Segment Open

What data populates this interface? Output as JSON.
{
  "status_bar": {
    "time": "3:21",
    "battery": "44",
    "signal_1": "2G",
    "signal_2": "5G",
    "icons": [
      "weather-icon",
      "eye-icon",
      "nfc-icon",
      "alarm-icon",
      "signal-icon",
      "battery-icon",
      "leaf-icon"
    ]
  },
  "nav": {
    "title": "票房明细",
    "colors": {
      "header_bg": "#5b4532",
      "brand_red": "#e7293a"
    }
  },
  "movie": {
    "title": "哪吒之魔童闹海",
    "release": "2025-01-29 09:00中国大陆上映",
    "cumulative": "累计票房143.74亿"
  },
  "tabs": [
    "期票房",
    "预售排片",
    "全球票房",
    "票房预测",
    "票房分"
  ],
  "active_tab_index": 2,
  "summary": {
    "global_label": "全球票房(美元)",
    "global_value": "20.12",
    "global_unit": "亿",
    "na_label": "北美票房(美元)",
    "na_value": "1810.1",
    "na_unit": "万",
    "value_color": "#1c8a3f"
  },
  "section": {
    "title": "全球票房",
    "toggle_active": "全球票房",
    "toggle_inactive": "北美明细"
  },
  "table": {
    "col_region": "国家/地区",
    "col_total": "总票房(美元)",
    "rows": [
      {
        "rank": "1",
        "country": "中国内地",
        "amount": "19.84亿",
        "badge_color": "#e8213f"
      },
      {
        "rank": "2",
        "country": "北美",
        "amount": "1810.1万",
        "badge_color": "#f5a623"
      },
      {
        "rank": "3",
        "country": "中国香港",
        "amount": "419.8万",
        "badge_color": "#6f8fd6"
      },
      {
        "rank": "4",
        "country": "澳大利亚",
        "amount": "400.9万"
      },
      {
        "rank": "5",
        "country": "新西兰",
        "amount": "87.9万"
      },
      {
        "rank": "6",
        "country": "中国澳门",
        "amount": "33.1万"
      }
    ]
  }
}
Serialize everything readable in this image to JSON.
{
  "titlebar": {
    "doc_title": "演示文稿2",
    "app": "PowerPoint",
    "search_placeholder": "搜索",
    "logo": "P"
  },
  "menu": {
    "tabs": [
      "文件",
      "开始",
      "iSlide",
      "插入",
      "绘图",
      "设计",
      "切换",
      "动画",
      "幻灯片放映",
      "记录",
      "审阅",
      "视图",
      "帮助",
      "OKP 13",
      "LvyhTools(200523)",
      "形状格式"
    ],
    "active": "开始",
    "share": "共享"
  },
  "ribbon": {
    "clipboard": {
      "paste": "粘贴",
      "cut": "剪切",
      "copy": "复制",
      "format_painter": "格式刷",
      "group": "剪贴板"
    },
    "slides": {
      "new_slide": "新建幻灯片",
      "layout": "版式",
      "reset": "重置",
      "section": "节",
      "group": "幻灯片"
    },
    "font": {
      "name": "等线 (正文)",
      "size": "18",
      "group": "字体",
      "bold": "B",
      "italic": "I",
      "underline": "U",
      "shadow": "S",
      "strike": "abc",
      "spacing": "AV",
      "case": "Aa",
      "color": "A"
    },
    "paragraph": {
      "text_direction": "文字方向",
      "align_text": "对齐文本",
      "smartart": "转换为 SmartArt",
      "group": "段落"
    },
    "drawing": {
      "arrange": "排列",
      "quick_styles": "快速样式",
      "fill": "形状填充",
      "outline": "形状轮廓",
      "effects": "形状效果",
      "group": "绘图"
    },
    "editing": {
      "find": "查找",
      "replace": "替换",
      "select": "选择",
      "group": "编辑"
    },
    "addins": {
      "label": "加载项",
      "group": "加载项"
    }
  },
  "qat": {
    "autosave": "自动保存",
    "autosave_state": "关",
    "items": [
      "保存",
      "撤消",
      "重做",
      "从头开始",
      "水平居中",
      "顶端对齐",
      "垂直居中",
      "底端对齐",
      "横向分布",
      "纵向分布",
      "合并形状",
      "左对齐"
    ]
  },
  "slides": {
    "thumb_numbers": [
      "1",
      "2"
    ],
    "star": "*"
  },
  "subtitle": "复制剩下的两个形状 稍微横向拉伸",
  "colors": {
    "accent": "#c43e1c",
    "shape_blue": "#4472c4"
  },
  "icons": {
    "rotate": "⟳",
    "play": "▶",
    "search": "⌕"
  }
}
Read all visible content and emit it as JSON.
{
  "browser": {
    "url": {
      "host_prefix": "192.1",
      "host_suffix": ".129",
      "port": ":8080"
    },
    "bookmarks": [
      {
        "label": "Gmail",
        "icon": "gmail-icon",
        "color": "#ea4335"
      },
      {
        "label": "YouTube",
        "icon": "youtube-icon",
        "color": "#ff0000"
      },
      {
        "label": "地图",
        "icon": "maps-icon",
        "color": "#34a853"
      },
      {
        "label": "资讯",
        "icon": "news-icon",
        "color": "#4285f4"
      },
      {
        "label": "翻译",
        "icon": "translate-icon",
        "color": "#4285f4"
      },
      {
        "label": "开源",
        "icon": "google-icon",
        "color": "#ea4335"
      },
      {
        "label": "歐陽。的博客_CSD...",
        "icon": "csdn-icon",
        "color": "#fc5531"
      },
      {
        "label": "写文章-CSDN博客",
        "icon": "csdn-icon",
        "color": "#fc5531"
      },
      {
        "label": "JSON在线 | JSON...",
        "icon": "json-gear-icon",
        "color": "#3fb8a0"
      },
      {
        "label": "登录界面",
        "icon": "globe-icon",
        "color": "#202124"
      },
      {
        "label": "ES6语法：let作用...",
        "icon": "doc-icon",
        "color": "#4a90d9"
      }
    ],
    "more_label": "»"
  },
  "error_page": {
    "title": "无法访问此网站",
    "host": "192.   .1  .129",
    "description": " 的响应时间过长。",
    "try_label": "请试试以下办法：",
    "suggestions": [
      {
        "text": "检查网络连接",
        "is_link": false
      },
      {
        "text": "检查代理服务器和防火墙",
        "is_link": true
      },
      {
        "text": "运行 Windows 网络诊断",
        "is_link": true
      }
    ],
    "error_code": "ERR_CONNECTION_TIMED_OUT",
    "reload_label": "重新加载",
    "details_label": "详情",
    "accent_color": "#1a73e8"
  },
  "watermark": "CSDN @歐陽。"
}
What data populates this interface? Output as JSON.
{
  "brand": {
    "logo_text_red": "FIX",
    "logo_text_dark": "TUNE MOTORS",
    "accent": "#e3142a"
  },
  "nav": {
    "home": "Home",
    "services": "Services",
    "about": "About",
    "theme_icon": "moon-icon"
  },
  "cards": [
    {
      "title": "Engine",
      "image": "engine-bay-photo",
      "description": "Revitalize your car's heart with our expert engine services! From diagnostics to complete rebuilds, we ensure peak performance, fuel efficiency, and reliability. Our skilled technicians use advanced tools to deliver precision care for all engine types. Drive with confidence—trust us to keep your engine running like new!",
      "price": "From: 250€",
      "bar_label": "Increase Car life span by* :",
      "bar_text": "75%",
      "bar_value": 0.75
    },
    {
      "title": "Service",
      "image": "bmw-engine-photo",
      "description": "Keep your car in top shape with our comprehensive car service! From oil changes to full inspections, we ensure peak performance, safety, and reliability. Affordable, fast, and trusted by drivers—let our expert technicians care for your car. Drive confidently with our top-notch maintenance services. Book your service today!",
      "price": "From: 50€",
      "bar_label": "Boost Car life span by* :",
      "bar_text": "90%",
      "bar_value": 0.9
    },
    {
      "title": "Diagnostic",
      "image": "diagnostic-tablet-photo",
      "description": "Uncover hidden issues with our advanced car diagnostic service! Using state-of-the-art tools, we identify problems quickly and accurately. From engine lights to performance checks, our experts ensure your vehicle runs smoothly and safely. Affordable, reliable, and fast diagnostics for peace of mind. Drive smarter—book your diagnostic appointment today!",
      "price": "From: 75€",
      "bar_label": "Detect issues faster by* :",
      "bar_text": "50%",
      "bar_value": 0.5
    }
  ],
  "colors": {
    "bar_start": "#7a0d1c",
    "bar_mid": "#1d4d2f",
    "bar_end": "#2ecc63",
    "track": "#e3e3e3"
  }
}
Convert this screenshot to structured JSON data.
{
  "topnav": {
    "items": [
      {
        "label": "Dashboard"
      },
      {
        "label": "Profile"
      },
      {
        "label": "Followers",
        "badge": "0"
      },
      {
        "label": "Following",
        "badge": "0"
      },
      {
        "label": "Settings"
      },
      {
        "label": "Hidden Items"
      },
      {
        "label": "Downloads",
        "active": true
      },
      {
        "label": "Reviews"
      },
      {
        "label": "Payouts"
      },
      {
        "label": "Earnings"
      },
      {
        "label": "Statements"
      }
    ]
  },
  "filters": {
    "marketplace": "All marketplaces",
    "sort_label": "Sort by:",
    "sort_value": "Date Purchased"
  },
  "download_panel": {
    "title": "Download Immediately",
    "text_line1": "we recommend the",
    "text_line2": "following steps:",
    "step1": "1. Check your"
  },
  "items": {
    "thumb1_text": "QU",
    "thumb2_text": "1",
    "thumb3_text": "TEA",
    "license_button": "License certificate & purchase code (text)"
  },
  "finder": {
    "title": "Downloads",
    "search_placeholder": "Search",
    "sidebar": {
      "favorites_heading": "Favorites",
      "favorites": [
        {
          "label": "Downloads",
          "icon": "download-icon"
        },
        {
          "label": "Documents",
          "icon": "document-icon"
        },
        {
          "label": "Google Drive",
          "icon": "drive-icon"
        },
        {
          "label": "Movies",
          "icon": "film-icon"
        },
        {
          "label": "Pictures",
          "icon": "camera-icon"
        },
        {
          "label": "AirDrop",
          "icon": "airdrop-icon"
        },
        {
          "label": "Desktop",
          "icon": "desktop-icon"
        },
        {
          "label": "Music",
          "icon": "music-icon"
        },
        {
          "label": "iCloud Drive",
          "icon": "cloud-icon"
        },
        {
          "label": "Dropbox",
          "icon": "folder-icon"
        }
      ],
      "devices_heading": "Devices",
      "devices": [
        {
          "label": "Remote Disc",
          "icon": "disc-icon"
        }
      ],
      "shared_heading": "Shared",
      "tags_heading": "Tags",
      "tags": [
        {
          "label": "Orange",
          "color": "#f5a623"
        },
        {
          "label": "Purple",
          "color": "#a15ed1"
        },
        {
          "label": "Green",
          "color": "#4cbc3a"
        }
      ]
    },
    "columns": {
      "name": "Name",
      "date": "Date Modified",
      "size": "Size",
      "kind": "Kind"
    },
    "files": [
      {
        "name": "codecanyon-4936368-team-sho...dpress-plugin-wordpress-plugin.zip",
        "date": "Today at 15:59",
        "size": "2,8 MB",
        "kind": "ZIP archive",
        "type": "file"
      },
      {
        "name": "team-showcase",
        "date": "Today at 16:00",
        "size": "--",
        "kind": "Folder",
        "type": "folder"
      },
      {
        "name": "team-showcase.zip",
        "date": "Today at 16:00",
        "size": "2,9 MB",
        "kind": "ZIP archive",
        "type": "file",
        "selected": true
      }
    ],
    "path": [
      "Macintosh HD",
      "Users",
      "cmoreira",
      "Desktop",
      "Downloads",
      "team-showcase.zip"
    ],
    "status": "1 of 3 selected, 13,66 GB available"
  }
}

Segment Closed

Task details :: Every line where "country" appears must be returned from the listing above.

Exercise output ::
        "country": "中国内地",
        "country": "北美",
        "country": "中国香港",
        "country": "澳大利亚",
        "country": "新西兰",
        "country": "中国澳门",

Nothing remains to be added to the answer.